----- STUDY MATERIAL

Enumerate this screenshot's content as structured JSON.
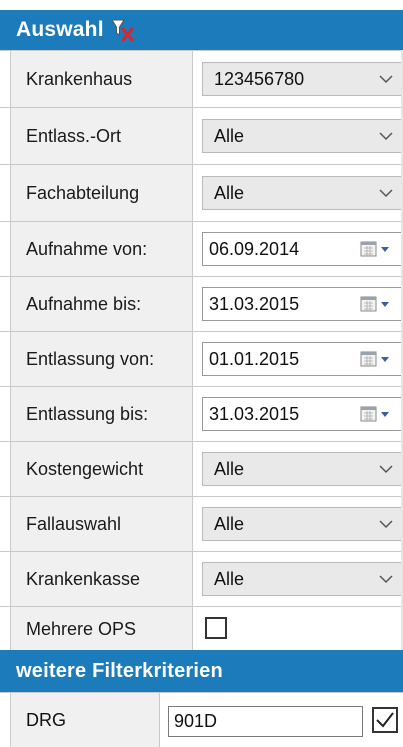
{
  "header": {
    "title": "Auswahl",
    "icon": "filter-clear-icon"
  },
  "fields": [
    {
      "label": "Krankenhaus",
      "type": "combo",
      "value": "123456780"
    },
    {
      "label": "Entlass.-Ort",
      "type": "combo",
      "value": "Alle"
    },
    {
      "label": "Fachabteilung",
      "type": "combo",
      "value": "Alle"
    },
    {
      "label": "Aufnahme von:",
      "type": "date",
      "value": "06.09.2014"
    },
    {
      "label": "Aufnahme bis:",
      "type": "date",
      "value": "31.03.2015"
    },
    {
      "label": "Entlassung von:",
      "type": "date",
      "value": "01.01.2015"
    },
    {
      "label": "Entlassung bis:",
      "type": "date",
      "value": "31.03.2015"
    },
    {
      "label": "Kostengewicht",
      "type": "combo",
      "value": "Alle"
    },
    {
      "label": "Fallauswahl",
      "type": "combo",
      "value": "Alle"
    },
    {
      "label": "Krankenkasse",
      "type": "combo",
      "value": "Alle"
    }
  ],
  "mehrere_ops": {
    "label": "Mehrere OPS",
    "checked": false
  },
  "filter_section": {
    "title": "weitere Filterkriterien"
  },
  "drg": {
    "label": "DRG",
    "value": "901D",
    "checked": true
  },
  "colors": {
    "header_bg": "#1b7bbb",
    "label_bg": "#f0f0f0",
    "combo_bg": "#e9e9e9"
  }
}
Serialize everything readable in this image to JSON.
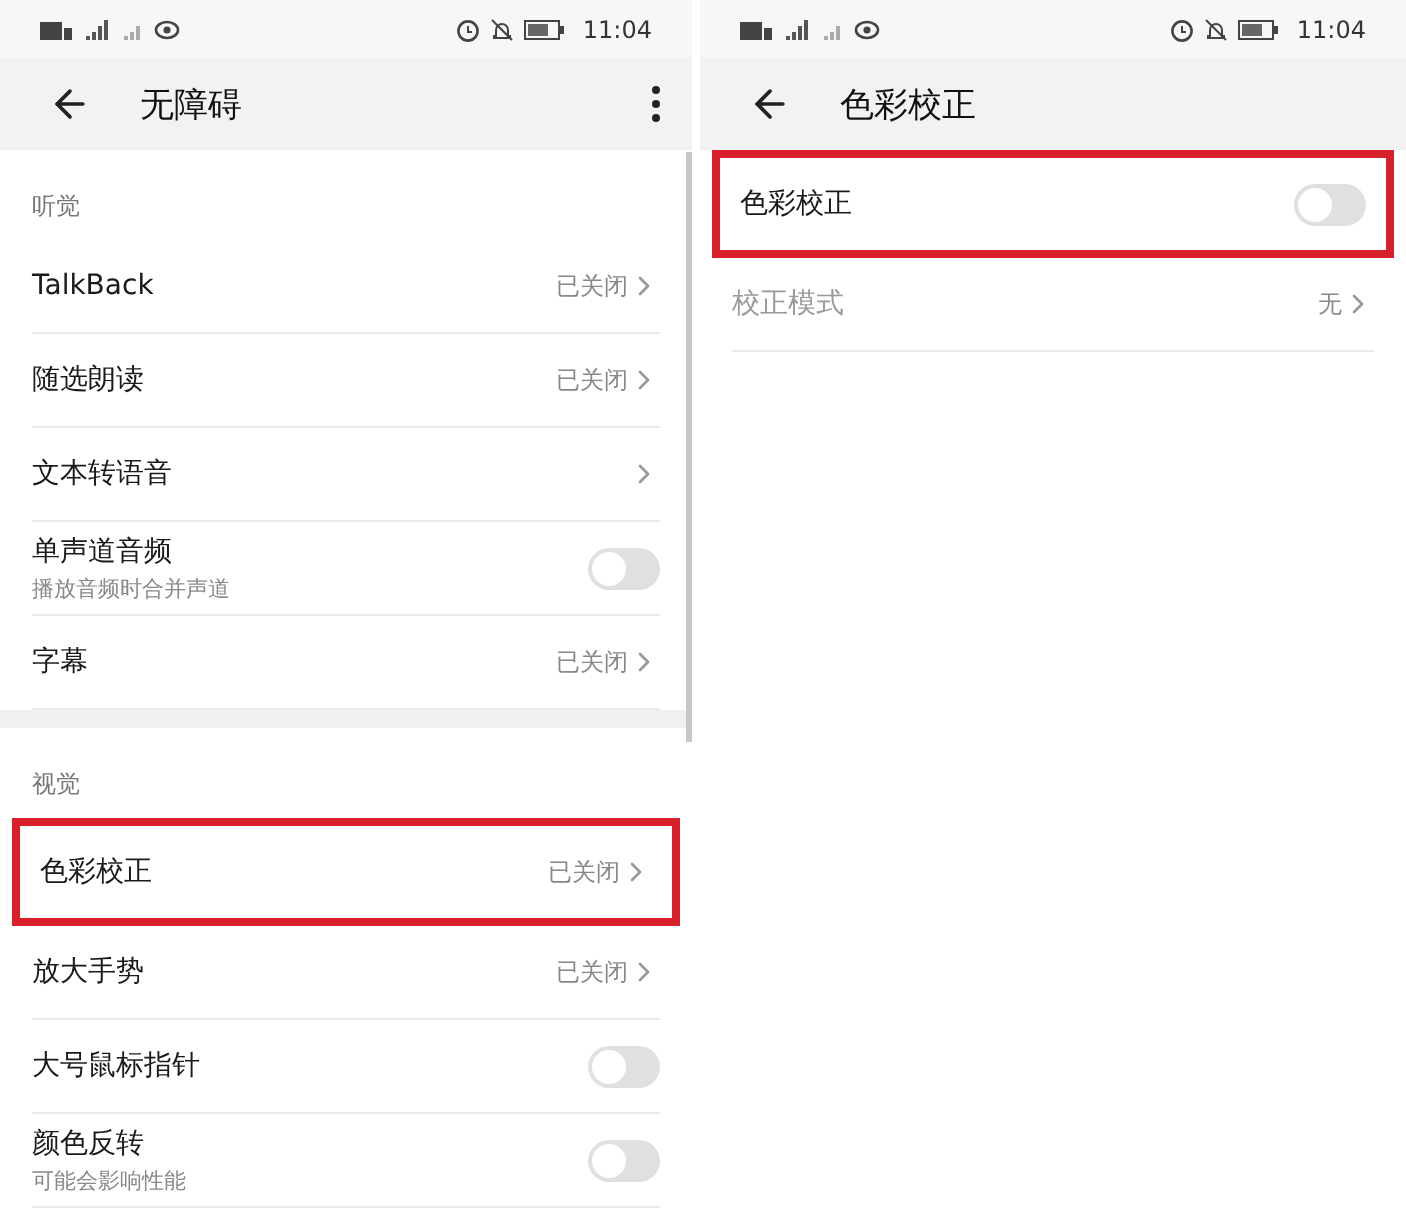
{
  "screens": [
    {
      "status_bar": {
        "time": "11:04"
      },
      "header": {
        "title": "无障碍",
        "menu": true
      },
      "sections": [
        {
          "title": "听觉",
          "items": [
            {
              "kind": "link",
              "label": "TalkBack",
              "value": "已关闭",
              "highlighted": false,
              "disabled": false
            },
            {
              "kind": "link",
              "label": "随选朗读",
              "value": "已关闭",
              "highlighted": false,
              "disabled": false
            },
            {
              "kind": "link",
              "label": "文本转语音",
              "highlighted": false,
              "disabled": false
            },
            {
              "kind": "toggle",
              "label": "单声道音频",
              "subtitle": "播放音频时合并声道",
              "on": false,
              "highlighted": false,
              "disabled": false
            },
            {
              "kind": "link",
              "label": "字幕",
              "value": "已关闭",
              "highlighted": false,
              "disabled": false
            }
          ]
        },
        {
          "title": "视觉",
          "items": [
            {
              "kind": "link",
              "label": "色彩校正",
              "value": "已关闭",
              "highlighted": true,
              "disabled": false
            },
            {
              "kind": "link",
              "label": "放大手势",
              "value": "已关闭",
              "highlighted": false,
              "disabled": false
            },
            {
              "kind": "toggle",
              "label": "大号鼠标指针",
              "on": false,
              "highlighted": false,
              "disabled": false
            },
            {
              "kind": "toggle",
              "label": "颜色反转",
              "subtitle": "可能会影响性能",
              "on": false,
              "highlighted": false,
              "disabled": false
            }
          ]
        }
      ]
    },
    {
      "status_bar": {
        "time": "11:04"
      },
      "header": {
        "title": "色彩校正",
        "menu": false
      },
      "sections": [
        {
          "items": [
            {
              "kind": "toggle",
              "label": "色彩校正",
              "on": false,
              "highlighted": true,
              "disabled": false
            },
            {
              "kind": "link",
              "label": "校正模式",
              "value": "无",
              "highlighted": false,
              "disabled": true
            }
          ]
        }
      ]
    }
  ]
}
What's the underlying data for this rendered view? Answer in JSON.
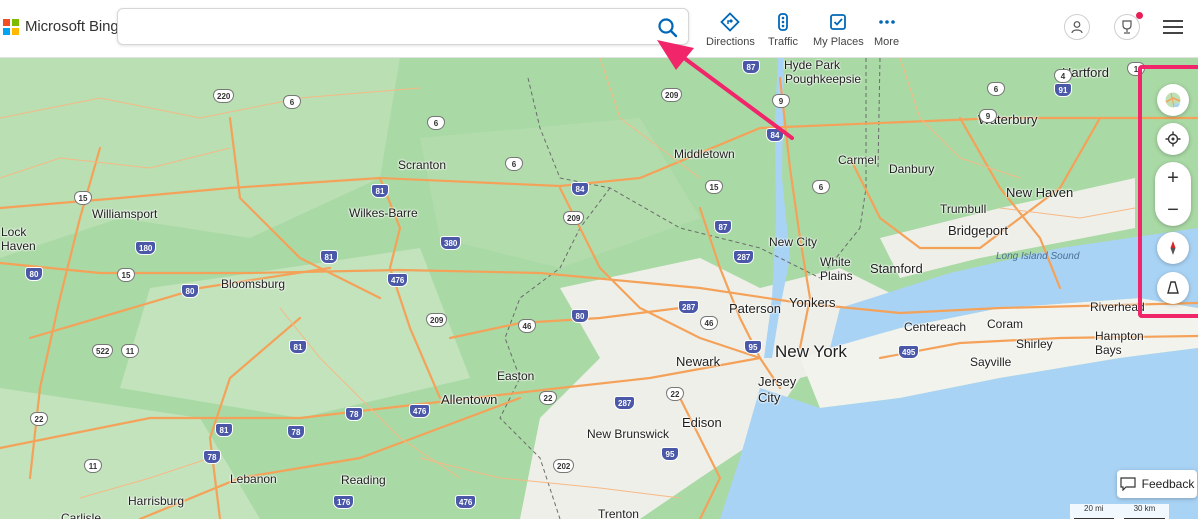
{
  "header": {
    "logo_text": "Microsoft Bing",
    "logo_colors": [
      "#f25022",
      "#7fba00",
      "#00a4ef",
      "#ffb900"
    ],
    "search": {
      "value": "",
      "placeholder": ""
    },
    "nav": [
      {
        "label": "Directions",
        "icon": "directions-icon"
      },
      {
        "label": "Traffic",
        "icon": "traffic-icon"
      },
      {
        "label": "My Places",
        "icon": "my-places-icon"
      },
      {
        "label": "More",
        "icon": "more-icon"
      }
    ],
    "accent": "#0067b8"
  },
  "map": {
    "colors": {
      "land": "#a9d9a5",
      "land_light": "#c7e6c0",
      "urban": "#f1f0ec",
      "water": "#a9d3f5",
      "road": "#f4a259",
      "state_line": "#6b6b6b"
    },
    "places": [
      "Hyde Park",
      "Poughkeepsie",
      "Hartford",
      "Scranton",
      "Middletown",
      "Waterbury",
      "Carmel",
      "Danbury",
      "Williamsport",
      "Wilkes-Barre",
      "New Haven",
      "Lock",
      "Haven",
      "Trumbull",
      "Bridgeport",
      "New City",
      "Long Island Sound",
      "White",
      "Plains",
      "Stamford",
      "Bloomsburg",
      "Yonkers",
      "Paterson",
      "Riverhead",
      "Centereach",
      "Coram",
      "Hampton",
      "Bays",
      "Shirley",
      "New York",
      "Newark",
      "Sayville",
      "Easton",
      "Jersey",
      "City",
      "Allentown",
      "Edison",
      "New Brunswick",
      "Lebanon",
      "Reading",
      "Harrisburg",
      "Carlisle",
      "Trenton"
    ],
    "shields": [
      "87",
      "220",
      "6",
      "209",
      "6",
      "6",
      "9",
      "84",
      "15",
      "81",
      "84",
      "380",
      "209",
      "180",
      "81",
      "6",
      "87",
      "476",
      "80",
      "287",
      "15",
      "80",
      "522",
      "11",
      "209",
      "46",
      "80",
      "81",
      "287",
      "46",
      "95",
      "495",
      "22",
      "78",
      "476",
      "81",
      "78",
      "22",
      "287",
      "22",
      "78",
      "95",
      "11",
      "202",
      "476",
      "176",
      "9",
      "4",
      "6",
      "91",
      "1",
      "15"
    ]
  },
  "controls": {
    "highlight_color": "#f0256a",
    "map_style_icon": "map-style-icon",
    "locate_icon": "locate-me-icon",
    "zoom_in": "+",
    "zoom_out": "−",
    "compass_icon": "compass-icon",
    "tilt_icon": "tilt-icon"
  },
  "feedback": {
    "label": "Feedback"
  },
  "scale": {
    "mi": "20 mi",
    "km": "30 km"
  }
}
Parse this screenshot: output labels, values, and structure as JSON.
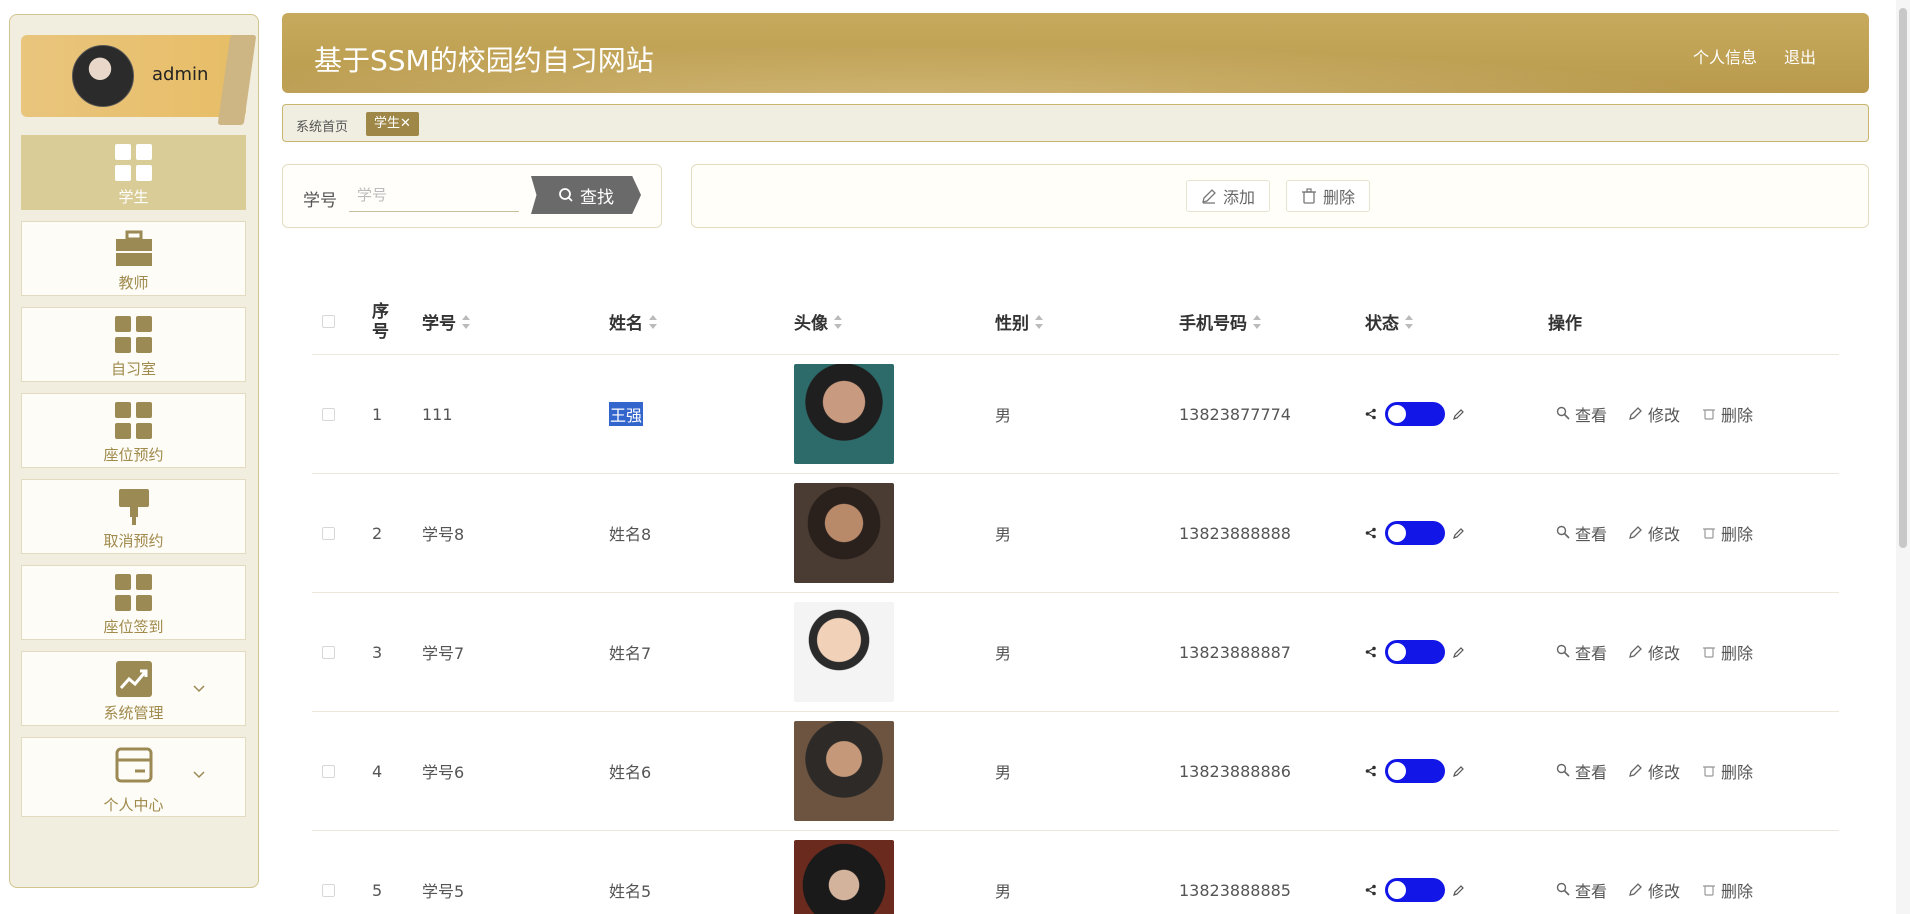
{
  "user": {
    "name": "admin"
  },
  "sidebar": {
    "items": [
      {
        "label": "学生",
        "icon": "grid-icon",
        "active": true
      },
      {
        "label": "教师",
        "icon": "briefcase-icon"
      },
      {
        "label": "自习室",
        "icon": "grid-icon"
      },
      {
        "label": "座位预约",
        "icon": "grid-icon"
      },
      {
        "label": "取消预约",
        "icon": "brush-icon"
      },
      {
        "label": "座位签到",
        "icon": "grid-icon"
      },
      {
        "label": "系统管理",
        "icon": "chart-icon",
        "expandable": true
      },
      {
        "label": "个人中心",
        "icon": "wallet-icon",
        "expandable": true
      }
    ]
  },
  "header": {
    "title": "基于SSM的校园约自习网站",
    "profile_link": "个人信息",
    "logout_link": "退出"
  },
  "tabs": {
    "home": "系统首页",
    "active": "学生"
  },
  "search": {
    "label": "学号",
    "placeholder": "学号",
    "button": "查找"
  },
  "actions": {
    "add": "添加",
    "delete": "删除"
  },
  "table": {
    "columns": {
      "index": "序号",
      "student_id": "学号",
      "name": "姓名",
      "avatar": "头像",
      "gender": "性别",
      "phone": "手机号码",
      "status": "状态",
      "operations": "操作"
    },
    "op_labels": {
      "view": "查看",
      "edit": "修改",
      "delete": "删除"
    },
    "rows": [
      {
        "index": "1",
        "student_id": "111",
        "name": "王强",
        "gender": "男",
        "phone": "13823877774",
        "status_on": true
      },
      {
        "index": "2",
        "student_id": "学号8",
        "name": "姓名8",
        "gender": "男",
        "phone": "13823888888",
        "status_on": true
      },
      {
        "index": "3",
        "student_id": "学号7",
        "name": "姓名7",
        "gender": "男",
        "phone": "13823888887",
        "status_on": true
      },
      {
        "index": "4",
        "student_id": "学号6",
        "name": "姓名6",
        "gender": "男",
        "phone": "13823888886",
        "status_on": true
      },
      {
        "index": "5",
        "student_id": "学号5",
        "name": "姓名5",
        "gender": "男",
        "phone": "13823888885",
        "status_on": true
      }
    ]
  },
  "colors": {
    "accent": "#b99a4d",
    "switch_on": "#1216e6",
    "sidebar_bg": "#f1eedf"
  }
}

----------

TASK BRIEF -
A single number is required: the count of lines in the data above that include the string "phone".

WRITTEN ANSWER -
6